The Resilience of Bangladesh's Elderly

Working Through Old Age

Sifat

6/4/20233 min read

In Bangladesh, a significant portion of the population consists of elderly individuals who continue to work during their twilight years. While some engage in activities to pass the time, many are compelled to work as a means of survival. This phenomenon is particularly prevalent in rural areas, where sons often inherit their fathers' properties and leave their elderly parents behind. In this article, we will explore the challenges faced by elderly Bangladeshis, the reasons behind their continued work, and the implications for society as a whole

The elderly population in Bangladesh faces various challenges, including financial instability, limited access to healthcare, and social isolation. The traditional familial structure, once known for its strong intergenerational support, has undergone significant changes over the years. Nowadays, it is not uncommon for sons to acquire their fathers' properties and move away to urban centers, leaving their elderly parents to fend for themselves in rural areas.

Given the lack of financial support from their sons and the absence of adequate social security systems, many elderly Bangladeshis find themselves compelled to work in their old age. They engage in various forms of employment, including agricultural work, small businesses, and informal sector activities. For them, work is not merely a means of passing the time; it is a necessity to sustain their livelihoods.

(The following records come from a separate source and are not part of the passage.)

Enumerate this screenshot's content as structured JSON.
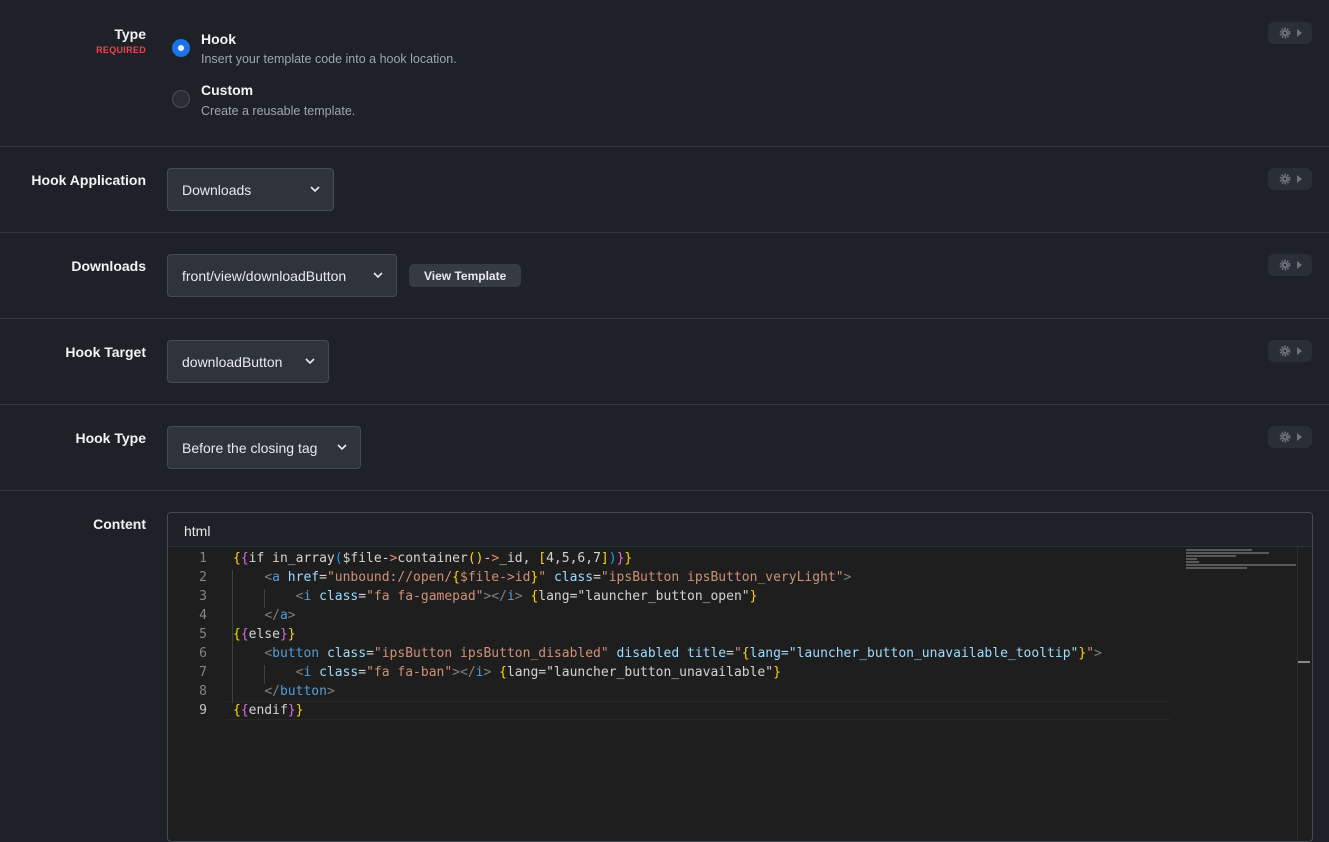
{
  "type": {
    "label": "Type",
    "required": "REQUIRED",
    "options": [
      {
        "title": "Hook",
        "desc": "Insert your template code into a hook location.",
        "selected": true
      },
      {
        "title": "Custom",
        "desc": "Create a reusable template.",
        "selected": false
      }
    ]
  },
  "hook_application": {
    "label": "Hook Application",
    "value": "Downloads"
  },
  "downloads": {
    "label": "Downloads",
    "value": "front/view/downloadButton",
    "view_template": "View Template"
  },
  "hook_target": {
    "label": "Hook Target",
    "value": "downloadButton"
  },
  "hook_type": {
    "label": "Hook Type",
    "value": "Before the closing tag"
  },
  "content": {
    "label": "Content",
    "language": "html",
    "line_numbers": [
      "1",
      "2",
      "3",
      "4",
      "5",
      "6",
      "7",
      "8",
      "9"
    ],
    "lines": [
      "{{if in_array($file->container()->_id, [4,5,6,7])}}",
      "    <a href=\"unbound://open/{$file->id}\" class=\"ipsButton ipsButton_veryLight\">",
      "        <i class=\"fa fa-gamepad\"></i> {lang=\"launcher_button_open\"}",
      "    </a>",
      "{{else}}",
      "    <button class=\"ipsButton ipsButton_disabled\" disabled title=\"{lang=\"launcher_button_unavailable_tooltip\"}\">",
      "        <i class=\"fa fa-ban\"></i> {lang=\"launcher_button_unavailable\"}",
      "    </button>",
      "{{endif}}"
    ]
  },
  "colors": {
    "accent": "#1a73e8",
    "required": "#e5484d",
    "background": "#1e2128"
  },
  "icons": [
    "gear-icon",
    "caret-right-icon",
    "chevron-down-icon"
  ]
}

In the past, the elderly in rural Bangladesh enjoyed a respected and revered status within their communities. They played pivotal roles as advisors and guardians of cultural traditions. However, the changing socioeconomic landscape has gradually eroded these traditional roles, leaving the elderly vulnerable and marginalized.

The phenomenon of elderly individuals continuing to work has significant implications for Bangladeshi society. It highlights the shortcomings of social welfare systems and exposes the lack of support structures for the aging population. Moreover, it raises concerns about intergenerational relationships and the erosion of traditional values that once emphasized filial piety and the care of elderly parents.

To address the challenges faced by elderly Bangladeshis, it is crucial to implement comprehensive social welfare programs that provide financial assistance, healthcare support, and avenues for social engagement. The government, in collaboration with non-governmental organizations, should work towards creating a more inclusive society that values and respects the elderly.

Efforts should also be made to foster intergenerational bonding and reinforce the importance of familial responsibilities. Educational campaigns, community initiatives, and awareness programs can play a crucial role in promoting empathy, respect, and care for the elderly within Bangladeshi society.

The stories of elderly Bangladeshis continuing to work in their old age shed light on the systemic challenges faced by this vulnerable population. It is imperative for society to recognize their contributions, address their needs, and promote a more compassionate and inclusive environment. By creating a society that values and supports its elderly citizens, Bangladesh can embrace the principles of filial piety and secure a brighter future for its aging population.

The Bangladeshi elderly population's decision to work through their old age exemplifies their resilience, determination, and commitment to leading meaningful lives. Their contribution to society extends beyond financial gains; they play an integral role in preserving cultural traditions, fostering intergenerational connections, and challenging age-related stereotypes. Recognizing their value and providing support to this vibrant and active demographic will contribute to building a more inclusive and compassionate society. Let us celebrate the indomitable spirit of Bangladeshi senior citizens who continue to inspire us with their unwavering work ethic and zest for life.

Sifat